Rice plays heavy to broker Gaza deal

Secretary of State Condoleezza Rice played the heavy on Tuesday to help seal a deal that was eluding Israelis and Palestinians and clouding a hopeful moment for Mideast peace. The agreement that Rice announced on opening Gaza's borders also tested her willingness to lay personal prestige on the line for a bargain that might not hold. During all-night negotiations in a Jerusalem hotel suite named for slain Israeli peacemaker Yitzhak Rabin, Rice let both sides know she wasn't leaving without agreement on questions that arose from Israel's decision to end three decades of military occupation in the Gaza strip. In three previous trips to Jerusalem and the Palestinian headquarters in the West Bank, Rice had preferred to at least give the appearance that the United States was in the back seat as Israel and the Palestinians contemplated a Gaza Strip emptied of Jewish settlements and run by Palestinians. This time, she rearranged her schedule, staying an extra night in Jerusalem, to apply pressure. Instead of the airy rhetoric she often uses about the promise of democracy and self-rule, Rice talked about details like bus convoys, truck inspections and video monitors. "Whenever you get to a place where you're pretty close - not there but pretty close - you're best off to try to close it when you can," Rice said. Running on two hours of sleep and several servings of birthday cake from a 51st birthday spent almost entirely in negotiations, Rice seemed under no illusions about the perils of dealmaking in the volatile Middle East. "We have a long road ahead - a long road ahead," Rice told reporters before leaving to join President George W. Bush for several days of trade discussions and diplomacy in eastern Asia. The gritty details of the border pact that emerged will be a crucial measure of how well Israelis and Palestinians can work together on much bigger questions of war and peace that remain unresolved.

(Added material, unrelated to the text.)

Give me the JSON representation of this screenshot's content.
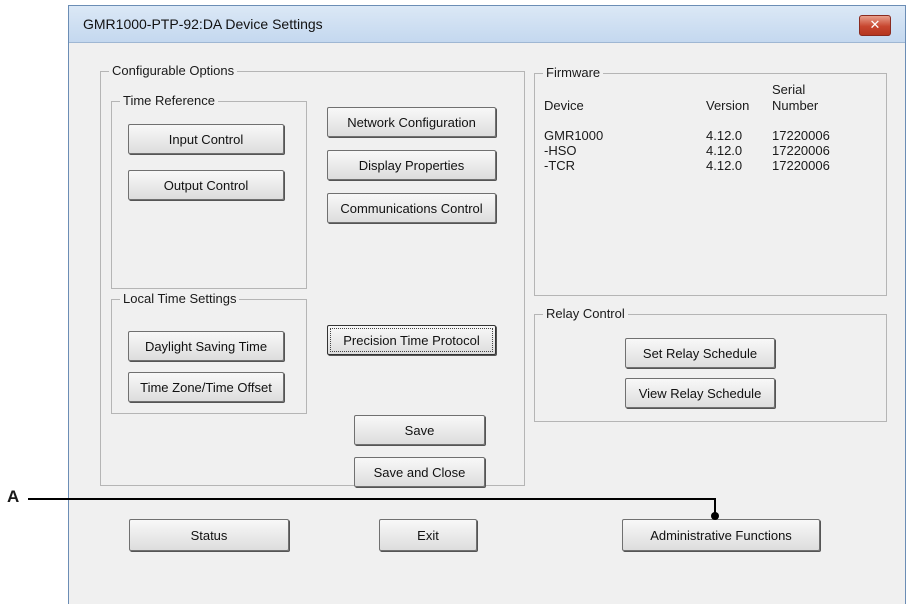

Rice brokered the deal even as another top U.S. diplomat in the Mideast was expressing frustration at what he described as Israeli and Palestinian foot-dragging. James Wolfensohn, a special Middle East envoy of the international peacemaking group known as the Quartet, had said he was ready to quit after months of negotiations. After the agreement was announced, Wolfensohn said Rice's presence was key, underscoring how crucial her role will continue to be. "If you are an envoy of the Quartet you have a certain amount of possibilities in negotiations," Wolfensohn said. "If you are the secretary of state of the United States, I would have to say there is a little more clout associated with it. And to push it over the edge, one needs not envoys, but secretaries of state." Israelis and Palestinians had been unable to agree on control of border crossings in and out of Gaza since Israel's historic withdrawal in September. Optimism had turned to finger-pointing on both sides. The Palestinians want free movement in and out of the territory they now control. Israel, which shares a long border with Gaza, wants security guarantees that militants and weapons won't enter the area and threaten Israel. Under Tuesday's deal, the Gaza-Egypt border would tentatively open Nov. 25 and construction of a Mediterranean seaport would begin, Rice said. Palestinians would be able to travel between the West Bank and Gaza in convoys of buses across Israel. The agreement gives Palestinians their first control over the borders of territory that would one day be part of an autonomous Palestinian state. In the short term, the deal gives a much needed boost to a shattered Gaza economy and could help dampen Palestinian worries that Gaza would become sealed off with little access to the outside world. "I think that the agreement will satisfy the majority of the Palestinian people," said Palestinian Cabinet Minister Mohammed Dahlan. "At least for now, travelers are not going to see any more Israelis. No Israeli is going to control their lives." Defense Minister Shaul Mofaz, who led the Israeli negotiating team, said the pact strikes "a proper balance between our security needs and the Palestinians' economic needs." Yossi Alpher, an Israeli political analyst, said the episode had a lesson for the Bush administration. "In order to move the Israelis and Palestinians into an agreement on something, you need the big guns from the administration, the ones who can speak for the president, to twist arms," Alpher said. "I would hope that Rice would get an appetite for this and want to come back."